Publisher’s Official Excerpt:
Elton Fletcher urged his horse through the wind and sleet toward the enormous shadow rising from the moors against the darkness. Sagewick Castle. Home. Faster and faster he rode, speeding past the hedges and trees hiding the royal palace of Trumwald, his cloak snapping behind him. The horse galloped through the archway of the gatehouse, its nostrils flaring, hooves clopping against cobblestones.
A stout man rushed from the stable house, wool cloak over his head, oil lantern in hand.
“Welcome home, Master Fletcher.”
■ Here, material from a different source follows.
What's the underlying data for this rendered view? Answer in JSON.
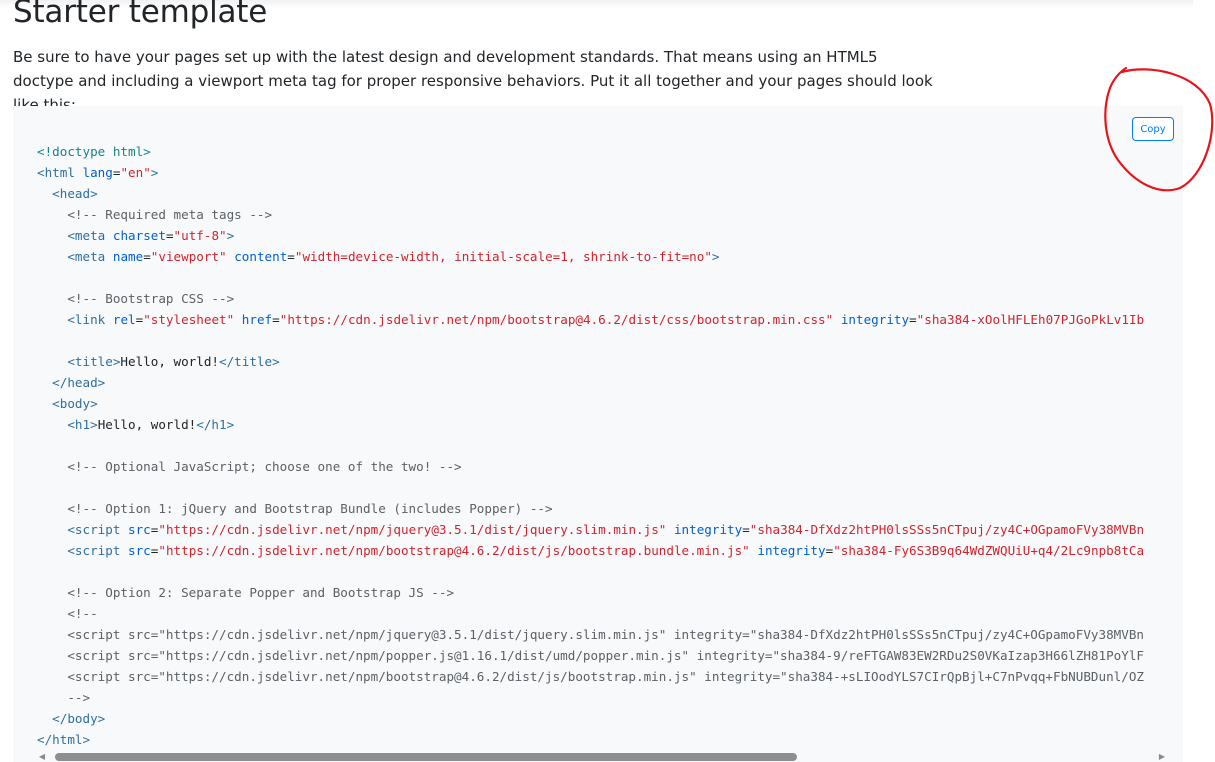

“Thank you.” Elton dismounted and handed over his horse to the welcoming marshal. “It’s good to be back. Tell me, has Master Cayden retired for the evening?”
“He has not, Lord Elton,” replied a familiar voice, “but might I suggest you tidy up a bit before socializing.”
“Ah, Ferris!” Elton grinned at the man on the steps. “What a pleasant sight! I assume my room has been prepared.”
“Of course, my lord. We’ve been expecting you.”
“Splendid. I’m cold as a corpse. Perhaps you’d like to join me for some apricot brandy and something to eat? I’m famished.” Elton embraced Ferris.
“The brandy is already in your room. I’ll have the servants fetch whatever you wish once you are settled.”
Inside, a slew of servants, waiting by the doorway, greeted Elton with exuberant smiles on their faces.
“Welcome back, Master Elton.”
“It is good to see you again, my lord.”
“May I take your coat, Sir?”
A young boy of no more than ten years stood before Elton, his arms outstretched. Elton smiled and draped his sodden, fur-lined coat and leather gloves across them. Reaching inside his coin pouch, Elton withdrew a gold therap and tucked it in the boy’s trouser pocket. “For your troubles,” he said, tousling the boy’s hair.
The young face beamed with delight as he ran down a marble corridor shouting for his mother, the coat dragging the ground behind him.
“You’d best be careful of your treatment of the hired help, Sir,” said Ferris. “Your brother would not approve.”
“Why?” Elton walked with Ferris down the entrance hall, flanked by roaring fireplaces set between massive columns. His boots echoed with each click upon the black marble floor.
“Things are not as they were when you left two years ago.” They climbed the wide, stone stairway and followed a maze of corridors. Vibrant, handmade tapestries popped against the limestone walls while slender red carpets lay underfoot. Oil lamps flickered against the stone.
It seemed all had remained as Elton recalled.
“Lord Cayden has … changed,” Ferris continued, his face drawn. “He is not what you remember. Watch your step and your generosity.”